In our latest poll, we asked what kind of libraries people like, giving three options:
- I like a maximal diverse library (SAR comes from follow up)
- I like diversity, but not at the expense of SAR (follow up is easier with some SAR)
- My target is teflon so any active fragment is welcome news.
60% of respondents like a maximally diverse library, 31% like diversity with some SAR, and 8% work of teflon targets, so any hit matter is welcome.
The way I read this is that 60% of people don't consider the screen done when the first results come in. In my eyes, the screen is over when there are actives identified with testable SAR hypotheses. This is probably just my bias of having lived in a very resource constrained environment where follow up to a screen was a second serving of resources. To me, this is great news; companies that are doing fragment screening are invested and not giving short shrift to these efforts.

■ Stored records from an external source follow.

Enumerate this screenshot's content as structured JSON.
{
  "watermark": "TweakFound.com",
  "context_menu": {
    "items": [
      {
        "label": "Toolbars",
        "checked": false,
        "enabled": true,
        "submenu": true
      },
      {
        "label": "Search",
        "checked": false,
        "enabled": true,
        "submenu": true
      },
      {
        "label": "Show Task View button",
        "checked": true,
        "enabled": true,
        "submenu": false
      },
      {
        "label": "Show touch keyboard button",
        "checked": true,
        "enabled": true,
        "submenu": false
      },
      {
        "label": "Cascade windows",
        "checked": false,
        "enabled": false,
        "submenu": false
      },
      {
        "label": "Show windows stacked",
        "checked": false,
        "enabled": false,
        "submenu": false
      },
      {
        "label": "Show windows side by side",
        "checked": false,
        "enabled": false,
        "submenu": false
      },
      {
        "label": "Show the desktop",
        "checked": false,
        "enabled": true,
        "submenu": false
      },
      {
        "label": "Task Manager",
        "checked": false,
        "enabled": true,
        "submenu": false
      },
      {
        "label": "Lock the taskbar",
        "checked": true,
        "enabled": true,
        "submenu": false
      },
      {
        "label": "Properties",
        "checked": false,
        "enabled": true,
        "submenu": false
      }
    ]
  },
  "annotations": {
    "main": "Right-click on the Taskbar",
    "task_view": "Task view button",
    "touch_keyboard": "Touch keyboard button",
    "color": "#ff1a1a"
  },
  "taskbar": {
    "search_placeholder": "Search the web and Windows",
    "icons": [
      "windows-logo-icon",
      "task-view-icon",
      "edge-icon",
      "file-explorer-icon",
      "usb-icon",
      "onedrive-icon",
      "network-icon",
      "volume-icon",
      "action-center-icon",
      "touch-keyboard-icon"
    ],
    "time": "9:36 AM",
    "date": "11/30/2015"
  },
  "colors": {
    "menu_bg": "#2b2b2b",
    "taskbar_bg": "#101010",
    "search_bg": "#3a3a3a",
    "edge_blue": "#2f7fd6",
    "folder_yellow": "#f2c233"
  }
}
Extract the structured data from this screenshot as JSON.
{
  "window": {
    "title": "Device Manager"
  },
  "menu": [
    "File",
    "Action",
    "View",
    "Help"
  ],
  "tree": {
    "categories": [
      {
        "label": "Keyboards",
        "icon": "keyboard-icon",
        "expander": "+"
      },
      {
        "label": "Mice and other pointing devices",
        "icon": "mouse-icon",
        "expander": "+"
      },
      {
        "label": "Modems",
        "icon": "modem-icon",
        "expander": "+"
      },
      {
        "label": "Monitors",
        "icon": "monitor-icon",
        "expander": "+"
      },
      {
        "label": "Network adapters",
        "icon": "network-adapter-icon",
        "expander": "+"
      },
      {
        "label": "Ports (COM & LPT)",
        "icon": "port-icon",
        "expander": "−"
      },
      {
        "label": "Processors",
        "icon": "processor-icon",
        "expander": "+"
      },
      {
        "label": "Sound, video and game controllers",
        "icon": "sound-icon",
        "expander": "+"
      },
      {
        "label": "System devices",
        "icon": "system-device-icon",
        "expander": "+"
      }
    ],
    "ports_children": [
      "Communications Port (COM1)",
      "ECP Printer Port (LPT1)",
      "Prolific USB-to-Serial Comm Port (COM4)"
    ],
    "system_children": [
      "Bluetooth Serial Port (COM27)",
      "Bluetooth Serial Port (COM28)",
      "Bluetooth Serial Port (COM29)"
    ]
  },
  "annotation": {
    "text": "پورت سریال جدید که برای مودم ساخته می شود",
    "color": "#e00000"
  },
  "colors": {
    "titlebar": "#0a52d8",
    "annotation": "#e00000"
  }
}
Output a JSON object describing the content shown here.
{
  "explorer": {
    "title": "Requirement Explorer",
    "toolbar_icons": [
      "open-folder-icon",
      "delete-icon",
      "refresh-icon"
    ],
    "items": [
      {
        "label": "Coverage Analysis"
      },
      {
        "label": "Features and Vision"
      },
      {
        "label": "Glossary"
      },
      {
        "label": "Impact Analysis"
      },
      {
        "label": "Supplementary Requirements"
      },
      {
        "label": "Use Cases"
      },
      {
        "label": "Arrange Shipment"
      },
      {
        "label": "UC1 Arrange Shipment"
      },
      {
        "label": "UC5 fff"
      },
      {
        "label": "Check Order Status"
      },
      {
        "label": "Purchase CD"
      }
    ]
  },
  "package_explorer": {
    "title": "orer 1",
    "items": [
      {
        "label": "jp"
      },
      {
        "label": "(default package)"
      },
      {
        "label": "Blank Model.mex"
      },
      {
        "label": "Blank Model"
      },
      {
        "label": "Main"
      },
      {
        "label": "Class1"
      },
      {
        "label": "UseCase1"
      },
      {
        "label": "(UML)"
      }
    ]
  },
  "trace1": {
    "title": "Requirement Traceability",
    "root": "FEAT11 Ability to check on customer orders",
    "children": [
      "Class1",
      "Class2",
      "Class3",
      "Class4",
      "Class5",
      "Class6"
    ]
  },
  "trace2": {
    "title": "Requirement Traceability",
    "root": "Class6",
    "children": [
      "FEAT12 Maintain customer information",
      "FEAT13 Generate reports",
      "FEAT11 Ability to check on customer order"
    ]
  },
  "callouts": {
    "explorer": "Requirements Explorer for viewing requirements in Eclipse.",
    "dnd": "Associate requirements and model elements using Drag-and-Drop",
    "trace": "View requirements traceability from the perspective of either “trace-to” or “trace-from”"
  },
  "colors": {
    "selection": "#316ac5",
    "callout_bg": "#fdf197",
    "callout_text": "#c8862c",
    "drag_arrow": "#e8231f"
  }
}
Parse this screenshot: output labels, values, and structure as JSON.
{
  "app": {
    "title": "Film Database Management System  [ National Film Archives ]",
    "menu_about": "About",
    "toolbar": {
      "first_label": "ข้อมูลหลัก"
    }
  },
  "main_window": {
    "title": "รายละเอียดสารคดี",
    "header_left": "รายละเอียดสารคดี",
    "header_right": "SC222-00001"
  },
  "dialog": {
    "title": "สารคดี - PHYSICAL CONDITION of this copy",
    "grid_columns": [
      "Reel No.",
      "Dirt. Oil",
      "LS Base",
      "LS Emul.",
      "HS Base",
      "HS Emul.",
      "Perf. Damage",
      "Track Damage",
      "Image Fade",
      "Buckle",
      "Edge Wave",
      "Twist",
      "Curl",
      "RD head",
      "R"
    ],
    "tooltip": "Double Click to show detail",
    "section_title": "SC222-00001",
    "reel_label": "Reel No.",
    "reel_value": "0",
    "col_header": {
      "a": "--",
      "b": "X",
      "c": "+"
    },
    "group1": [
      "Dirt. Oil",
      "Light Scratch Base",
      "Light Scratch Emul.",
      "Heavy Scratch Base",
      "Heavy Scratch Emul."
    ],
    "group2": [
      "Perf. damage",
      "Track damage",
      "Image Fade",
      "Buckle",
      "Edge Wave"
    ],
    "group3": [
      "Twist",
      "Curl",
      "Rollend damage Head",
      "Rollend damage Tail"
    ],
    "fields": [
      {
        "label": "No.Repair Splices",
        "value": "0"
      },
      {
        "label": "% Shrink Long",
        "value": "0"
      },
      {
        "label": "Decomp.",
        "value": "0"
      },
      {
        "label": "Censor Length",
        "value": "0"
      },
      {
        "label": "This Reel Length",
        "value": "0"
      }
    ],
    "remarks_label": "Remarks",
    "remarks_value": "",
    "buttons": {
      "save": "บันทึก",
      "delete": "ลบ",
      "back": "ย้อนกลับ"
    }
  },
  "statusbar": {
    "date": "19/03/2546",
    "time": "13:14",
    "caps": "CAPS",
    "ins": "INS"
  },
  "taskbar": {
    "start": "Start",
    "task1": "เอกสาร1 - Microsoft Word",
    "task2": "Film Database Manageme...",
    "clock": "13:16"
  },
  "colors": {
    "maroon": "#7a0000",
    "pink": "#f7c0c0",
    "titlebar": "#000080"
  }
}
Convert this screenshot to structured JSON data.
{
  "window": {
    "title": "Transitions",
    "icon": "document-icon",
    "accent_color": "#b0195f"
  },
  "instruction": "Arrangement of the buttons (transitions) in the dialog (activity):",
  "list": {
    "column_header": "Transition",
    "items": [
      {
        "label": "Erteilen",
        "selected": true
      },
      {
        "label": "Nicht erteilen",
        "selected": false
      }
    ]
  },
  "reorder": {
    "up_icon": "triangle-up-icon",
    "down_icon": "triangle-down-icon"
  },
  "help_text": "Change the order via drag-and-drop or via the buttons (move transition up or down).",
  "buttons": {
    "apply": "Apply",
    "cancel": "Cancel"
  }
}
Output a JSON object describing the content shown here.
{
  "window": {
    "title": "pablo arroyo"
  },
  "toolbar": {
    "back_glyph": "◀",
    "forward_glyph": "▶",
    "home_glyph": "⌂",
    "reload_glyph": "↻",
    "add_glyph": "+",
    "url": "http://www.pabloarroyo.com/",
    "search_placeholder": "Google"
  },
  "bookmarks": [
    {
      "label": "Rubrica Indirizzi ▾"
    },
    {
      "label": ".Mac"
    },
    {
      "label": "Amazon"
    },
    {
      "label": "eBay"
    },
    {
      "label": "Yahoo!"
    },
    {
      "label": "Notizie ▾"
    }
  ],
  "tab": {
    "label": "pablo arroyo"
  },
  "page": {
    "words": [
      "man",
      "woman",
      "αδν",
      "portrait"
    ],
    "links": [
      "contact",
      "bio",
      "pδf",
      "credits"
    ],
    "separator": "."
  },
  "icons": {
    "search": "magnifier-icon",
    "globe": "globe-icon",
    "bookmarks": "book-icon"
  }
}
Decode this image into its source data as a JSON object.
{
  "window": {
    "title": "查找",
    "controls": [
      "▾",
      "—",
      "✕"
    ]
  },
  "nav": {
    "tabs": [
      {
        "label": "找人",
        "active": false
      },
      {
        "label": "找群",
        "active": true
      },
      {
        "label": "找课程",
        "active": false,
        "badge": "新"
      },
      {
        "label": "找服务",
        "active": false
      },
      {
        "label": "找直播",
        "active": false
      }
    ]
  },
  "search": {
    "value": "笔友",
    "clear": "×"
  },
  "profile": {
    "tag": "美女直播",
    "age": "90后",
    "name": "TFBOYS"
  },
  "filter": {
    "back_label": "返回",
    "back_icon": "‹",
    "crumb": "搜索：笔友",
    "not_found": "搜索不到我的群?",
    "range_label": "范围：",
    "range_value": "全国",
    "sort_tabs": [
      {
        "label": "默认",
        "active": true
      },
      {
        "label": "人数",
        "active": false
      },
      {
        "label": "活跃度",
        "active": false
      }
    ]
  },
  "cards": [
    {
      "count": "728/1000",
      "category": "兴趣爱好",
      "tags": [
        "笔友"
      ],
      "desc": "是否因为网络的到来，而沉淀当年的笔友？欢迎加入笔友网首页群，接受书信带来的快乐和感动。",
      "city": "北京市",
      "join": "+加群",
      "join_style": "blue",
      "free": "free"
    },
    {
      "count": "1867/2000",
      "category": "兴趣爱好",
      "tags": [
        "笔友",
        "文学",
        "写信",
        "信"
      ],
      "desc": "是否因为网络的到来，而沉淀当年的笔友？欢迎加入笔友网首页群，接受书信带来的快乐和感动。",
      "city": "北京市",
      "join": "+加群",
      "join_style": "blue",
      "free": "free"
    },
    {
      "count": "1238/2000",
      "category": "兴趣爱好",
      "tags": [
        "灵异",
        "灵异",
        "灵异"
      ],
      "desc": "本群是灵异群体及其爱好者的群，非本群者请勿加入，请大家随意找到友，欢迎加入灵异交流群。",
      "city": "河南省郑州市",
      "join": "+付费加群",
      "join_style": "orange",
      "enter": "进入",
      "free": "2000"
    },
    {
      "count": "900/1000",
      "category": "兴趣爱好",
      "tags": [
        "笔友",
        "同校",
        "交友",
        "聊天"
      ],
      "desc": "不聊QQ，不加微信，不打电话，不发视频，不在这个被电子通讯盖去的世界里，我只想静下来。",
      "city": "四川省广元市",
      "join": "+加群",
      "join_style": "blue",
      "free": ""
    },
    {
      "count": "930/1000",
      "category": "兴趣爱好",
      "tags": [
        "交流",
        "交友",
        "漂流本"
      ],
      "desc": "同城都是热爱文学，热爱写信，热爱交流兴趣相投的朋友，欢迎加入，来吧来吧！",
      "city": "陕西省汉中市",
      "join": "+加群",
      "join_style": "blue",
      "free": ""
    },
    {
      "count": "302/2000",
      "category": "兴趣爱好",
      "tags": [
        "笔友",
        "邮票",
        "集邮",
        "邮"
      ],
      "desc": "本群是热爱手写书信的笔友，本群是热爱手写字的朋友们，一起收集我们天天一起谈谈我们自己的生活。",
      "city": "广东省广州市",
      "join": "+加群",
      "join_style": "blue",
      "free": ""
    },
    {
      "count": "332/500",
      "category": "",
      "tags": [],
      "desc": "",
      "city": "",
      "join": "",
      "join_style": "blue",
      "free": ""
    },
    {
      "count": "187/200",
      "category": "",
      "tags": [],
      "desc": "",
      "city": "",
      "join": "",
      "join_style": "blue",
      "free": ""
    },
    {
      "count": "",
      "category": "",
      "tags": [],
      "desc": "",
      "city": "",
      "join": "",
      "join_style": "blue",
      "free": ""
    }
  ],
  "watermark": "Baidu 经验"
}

I would be curious to hear in the comments how people develop SAR with a maximally diverse library. Do you just pick every available fragment that has the same central core and evaluate all possible side chains? Would you apply a similarity cutoff of 0.9 or something? How many compounds do you follow up with per active fragment?